Dr. Orbach continued to discuss how people can grow uneasy or hateful of their bodies through the kind of touch or lack of touch they have received. Some received neglectful, abusive, or simply anxious/ambivalent touch, frequently leading them to doubt their worthiness or acceptability. Think of how the stiff, cold hug or the weak handshake leaves a visceral impression on adults. It can make us wonder, What’s wrong with me? With them?
People become accustomed to being overlooked and undervalued, reasoning that something makes them unacceptable, and thus they reject their very bodies. Some people starve themselves to gain control or overindulge to find comfort. Others may hurt themselves, preferring pain to confirm they are truly alive. While not everyone experiences these problems, most people want to trim off or alter at least one aspect of their body.
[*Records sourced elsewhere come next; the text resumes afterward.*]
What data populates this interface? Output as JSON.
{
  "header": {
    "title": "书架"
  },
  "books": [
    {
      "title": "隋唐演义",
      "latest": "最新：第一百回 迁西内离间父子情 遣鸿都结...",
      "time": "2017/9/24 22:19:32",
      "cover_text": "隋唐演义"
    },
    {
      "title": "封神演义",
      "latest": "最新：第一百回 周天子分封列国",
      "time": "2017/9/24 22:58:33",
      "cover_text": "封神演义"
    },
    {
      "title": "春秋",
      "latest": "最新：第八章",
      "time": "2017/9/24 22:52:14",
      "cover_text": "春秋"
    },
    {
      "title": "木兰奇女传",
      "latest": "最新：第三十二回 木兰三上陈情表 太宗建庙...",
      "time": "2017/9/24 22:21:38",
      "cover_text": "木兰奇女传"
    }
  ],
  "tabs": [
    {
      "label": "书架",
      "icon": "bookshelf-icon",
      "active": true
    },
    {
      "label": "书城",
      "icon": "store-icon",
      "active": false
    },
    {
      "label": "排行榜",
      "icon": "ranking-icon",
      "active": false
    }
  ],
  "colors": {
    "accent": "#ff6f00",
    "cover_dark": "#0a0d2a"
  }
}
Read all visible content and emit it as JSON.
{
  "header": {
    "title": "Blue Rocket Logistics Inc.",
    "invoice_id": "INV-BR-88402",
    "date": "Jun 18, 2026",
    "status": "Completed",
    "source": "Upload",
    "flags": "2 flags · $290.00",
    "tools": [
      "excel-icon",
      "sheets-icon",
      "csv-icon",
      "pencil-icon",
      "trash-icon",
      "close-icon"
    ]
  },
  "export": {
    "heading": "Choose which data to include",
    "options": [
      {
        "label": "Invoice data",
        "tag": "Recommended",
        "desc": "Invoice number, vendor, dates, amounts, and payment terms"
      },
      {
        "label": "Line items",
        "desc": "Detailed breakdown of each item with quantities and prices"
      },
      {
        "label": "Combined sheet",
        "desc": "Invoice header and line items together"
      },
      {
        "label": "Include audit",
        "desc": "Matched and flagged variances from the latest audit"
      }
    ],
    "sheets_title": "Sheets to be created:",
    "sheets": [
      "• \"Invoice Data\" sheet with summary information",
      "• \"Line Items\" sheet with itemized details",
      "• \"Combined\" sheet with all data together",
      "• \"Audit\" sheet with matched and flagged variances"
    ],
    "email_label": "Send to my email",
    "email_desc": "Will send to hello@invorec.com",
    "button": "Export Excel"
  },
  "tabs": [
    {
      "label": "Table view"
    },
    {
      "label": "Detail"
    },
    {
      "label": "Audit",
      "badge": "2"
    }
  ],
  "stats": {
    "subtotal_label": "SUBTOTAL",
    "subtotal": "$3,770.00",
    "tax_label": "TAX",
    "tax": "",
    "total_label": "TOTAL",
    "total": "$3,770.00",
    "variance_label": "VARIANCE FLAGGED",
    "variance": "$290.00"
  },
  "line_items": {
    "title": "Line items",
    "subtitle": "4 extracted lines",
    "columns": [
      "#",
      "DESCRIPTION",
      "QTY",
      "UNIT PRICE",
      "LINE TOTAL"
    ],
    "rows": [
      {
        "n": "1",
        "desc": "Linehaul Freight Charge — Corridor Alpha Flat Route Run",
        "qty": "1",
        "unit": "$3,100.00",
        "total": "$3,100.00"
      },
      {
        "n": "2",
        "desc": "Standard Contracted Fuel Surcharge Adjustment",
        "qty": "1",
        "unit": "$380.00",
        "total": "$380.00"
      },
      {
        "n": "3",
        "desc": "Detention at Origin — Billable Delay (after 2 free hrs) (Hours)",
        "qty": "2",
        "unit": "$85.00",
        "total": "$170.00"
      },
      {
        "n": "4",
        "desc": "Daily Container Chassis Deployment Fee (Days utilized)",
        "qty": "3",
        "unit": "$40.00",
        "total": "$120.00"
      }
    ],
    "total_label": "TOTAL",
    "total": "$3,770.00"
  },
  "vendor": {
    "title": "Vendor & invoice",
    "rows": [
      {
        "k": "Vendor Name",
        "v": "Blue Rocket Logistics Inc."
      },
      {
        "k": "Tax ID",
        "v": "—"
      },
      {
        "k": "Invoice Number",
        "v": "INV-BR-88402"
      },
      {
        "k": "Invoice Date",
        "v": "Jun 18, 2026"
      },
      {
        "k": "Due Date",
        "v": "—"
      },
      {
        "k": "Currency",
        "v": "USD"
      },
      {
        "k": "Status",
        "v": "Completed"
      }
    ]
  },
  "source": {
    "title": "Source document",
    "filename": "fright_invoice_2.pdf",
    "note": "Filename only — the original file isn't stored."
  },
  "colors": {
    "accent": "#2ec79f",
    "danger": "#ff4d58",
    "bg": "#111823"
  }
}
As I think about these dark realities, 1 Corinthians 12 comes to mind. This passage speaks about the body of Christ, God’s beloved church.
“Just as a body, though one, has many parts, but all its many parts form one body, so it is with Christ (v. 12). . . if the whole body were an eye, where would the sense of hearing be? But in fact, God has placed the parts of the body, every one of them, just as he wanted them to be. (vv. 17-18) . . . those parts of the body that seem weaker are indispensable, and the parts that we think are less honorable we treat with special honor (vv. 22-23) . . . but God has put the body together, giving greater honor to the parts that lacked it so that there should be no division in the body, but that its parts should have equal concern for each other. If one part suffers, every part suffers with it ”(vv. 24-26).
We will keep this “body,” the church, forever. God loves his Bride’s body. All of it. How lovely it is to page through the Bible and see all the ways Christ made his church worthy through his radical acceptance, bandaging of wounds and sacrificial love.
My thoughts ended with some questions. How can our dissatisfaction with NFC not having our own version our “ideal church body” turn into scorn for one another? Just like with our physical bodies, criticism and condemnation does not work in the church body. You could say that Jesus condemned condemnation. Therefore, what kind of touch, protection, affirmation, or encouragement can we offer to care for and build the body?
Tyler Gerdin began attending Newberg Friends in 2009 when he moved to Oregon to begin GFU’s Psy.D. program. After a brief stint away, he is back and serving at NFC in the Young Adult Sunday school class and the elders committee. He was thrilled to marry Eileen (Hassett) Gerdin this last September. They enjoy eating burritos with congregants after the Sunday church service.